The forced self-isolation and social distancing over the last couple of months have brought to light both our worst fears and glimmers of hope about care and connection. We have heard about people being scared of dying alone and about people’s anguish over their inability to attend to their families and friends who are sick or dying. But we also have learned of the joy of families and friends who window-visit each other at home, at hospitals and at care facilities, of people ringing bells and making noises to thank and honour frontline care workers, and of people engaging in various forms of virtual activities ranging from online exercises and recipe exchanges, to virtual get-togethers like Zoom drinks and dinner parties. These are all expressions of our desire and need for each other and to connect – and the fear of separation, isolation and loneliness. They convey the importance of care and connection. The COVID crisis has revealed to us how much we need to connect and to care for each other to achieve a healthy, balanced, and meaningful life, and how our society is built on this interdependency.
My research focuses on care, care work and the care economy. By care work and the care economy, I mean the type of work and the sector of economy that relates to the provision of care and services for all people, young and old, all of which contributes to the nurturing and reproduction of the present and future population. Broadly it includes childcare, elder care, disability care, education, healthcare, and personal, social and domestic services that are provided in both paid and unpaid forms within formal and informal sectors.
My research shows that care is one of the most basic human needs, but its importance is most easily ignored and rejected. And because of this, the work of care remains largely invisible, devalued, and often left to the disadvantaged groups of people – women, people of colour and immigrants. Maybe it is because much of care is done out of love and concern, within households and in unpaid form, that we think we should get it for free. Or maybe we devalue care because we prefer to see ourselves as strong and independent, and imagine that people who need care are weak and dependent. Or could it be that because care and care work involve unglamorous and unceremonious acts of dealing with less than fully functional people and managing their bodily fluids that we think it should be at the bottom of the labour market food chain. From the business perspective, it would certainly be easier to separate the physical side of care work from the emotional side and dismiss it altogether. After all, it is much easier to measure productivity when it involves counting physical actions – like the numbers of mouths fed and bums wiped per hour – than to measure emotional connections and levels of trust achieved through care. We are also often uncertain and confused about the “knowledge” and skills that are required for good care as these knowledge and skills are not always systematic or recognized by the academy. All these impulses are somewhat understandable, but they are wrong and misguided. As our responses to the forced isolation and social distancing have illustrated, without care we all suffer. Care enables us to connect with each other, to understand our strengths and vulnerabilities, and to remind us that we are not alone in this world but are a part of a society. In short, care and connection help us be in touch with our humanity.

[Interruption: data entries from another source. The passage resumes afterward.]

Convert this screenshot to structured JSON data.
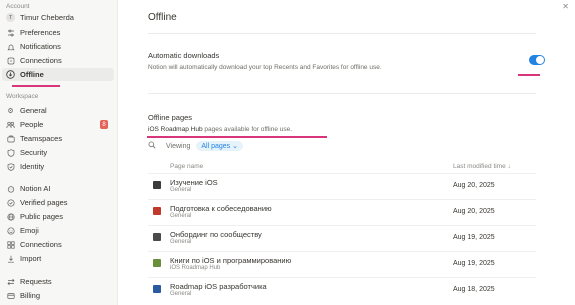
{
  "colors": {
    "accent": "#2383e2",
    "annotation": "#d9357a",
    "badge": "#e56458"
  },
  "sidebar": {
    "account_heading": "Account",
    "user": {
      "avatar": "T",
      "name": "Timur Cheberda"
    },
    "account_items": [
      {
        "icon": "sliders-icon",
        "label": "Preferences"
      },
      {
        "icon": "bell-icon",
        "label": "Notifications"
      },
      {
        "icon": "link-icon",
        "label": "Connections"
      },
      {
        "icon": "download-icon",
        "label": "Offline",
        "active": true
      }
    ],
    "workspace_heading": "Workspace",
    "workspace_items": [
      {
        "icon": "gear-icon",
        "label": "General"
      },
      {
        "icon": "people-icon",
        "label": "People",
        "badge": "8"
      },
      {
        "icon": "teamspaces-icon",
        "label": "Teamspaces"
      },
      {
        "icon": "shield-icon",
        "label": "Security"
      },
      {
        "icon": "identity-icon",
        "label": "Identity"
      },
      {
        "icon": "notion-ai-icon",
        "label": "Notion AI"
      },
      {
        "icon": "verified-icon",
        "label": "Verified pages"
      },
      {
        "icon": "globe-icon",
        "label": "Public pages"
      },
      {
        "icon": "emoji-icon",
        "label": "Emoji"
      },
      {
        "icon": "connections-icon",
        "label": "Connections"
      },
      {
        "icon": "import-icon",
        "label": "Import"
      },
      {
        "icon": "requests-icon",
        "label": "Requests"
      },
      {
        "icon": "billing-icon",
        "label": "Billing"
      }
    ]
  },
  "main": {
    "title": "Offline",
    "auto": {
      "title": "Automatic downloads",
      "desc": "Notion will automatically download your top Recents and Favorites for offline use.",
      "enabled": true
    },
    "offline_pages": {
      "title": "Offline pages",
      "workspace": "iOS Roadmap Hub",
      "desc_rest": " pages available for offline use.",
      "viewing_label": "Viewing",
      "filter": "All pages",
      "col_name": "Page name",
      "col_date": "Last modified time ↓"
    },
    "rows": [
      {
        "icon": "graduation-cap-icon",
        "color": "#3b3b3b",
        "title": "Изучение iOS",
        "sub": "General",
        "date": "Aug 20, 2025"
      },
      {
        "icon": "book-icon",
        "color": "#c0392b",
        "title": "Подготовка к собеседованию",
        "sub": "General",
        "date": "Aug 20, 2025"
      },
      {
        "icon": "community-icon",
        "color": "#4a4a4a",
        "title": "Онбординг по сообществу",
        "sub": "General",
        "date": "Aug 19, 2025"
      },
      {
        "icon": "books-icon",
        "color": "#6a8f3a",
        "title": "Книги по iOS и программированию",
        "sub": "iOS Roadmap Hub",
        "date": "Aug 19, 2025"
      },
      {
        "icon": "map-icon",
        "color": "#2c5aa0",
        "title": "Roadmap iOS разработчика",
        "sub": "General",
        "date": "Aug 18, 2025"
      }
    ]
  }
}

The pandemic has revealed the importance of care, and how little we have valued it. It is not simply that the pandemic has made hundreds of thousands of people sick and in desperate need of care. More importantly, it has made clear our vulnerabilities, our need for each other, and our interdependencies. We must use this new insight to rethink about care and connection. To do this, we must first acknowledge that we all need care and connection. Second, we must value care work and people who are engaged in the work of care. Third, if we value care and if we all need care, we must make sure that care and care work be distributed more equally and fairly amongst people, across genders and across social and economic classes. Finally, as a society we must seriously revalue the work of care, and invest more in care and care work.
Professor Ito Peng is a Canada Research Chair in Global Social Policy at the University of Toronto. She is a world authority in global social policy, specializing in gender, migration and care policies. She has written extensively on social policies and political economy of care in East Asia. Her teaching and research focus on comparative social policy, and family, gender, employment and migration policies. She has just completed an international partnership research project entitled Gender, Migration, and the Work of Care funded by Social Sciences and Humanities Research Council of Canada (http://cgsp.ca/). She is currently engaged in two research projects: The Care Economy: Gender-sensitive Macroeconomic Models for Policy Analysis and Care Economies in Context: Towards Sustainable Social and Economic Development. She is a distinguished fellow of Asia Pacific Foundation of Canada, and a Research Associate at United Nations Research Institute for Social Development, UN Women and ILO. Her recent book, co-edited with Sonya Michel (2017), is called Gender, Migration and the Work of Care: A Multi-Scalar Approach to the Pacific Rim.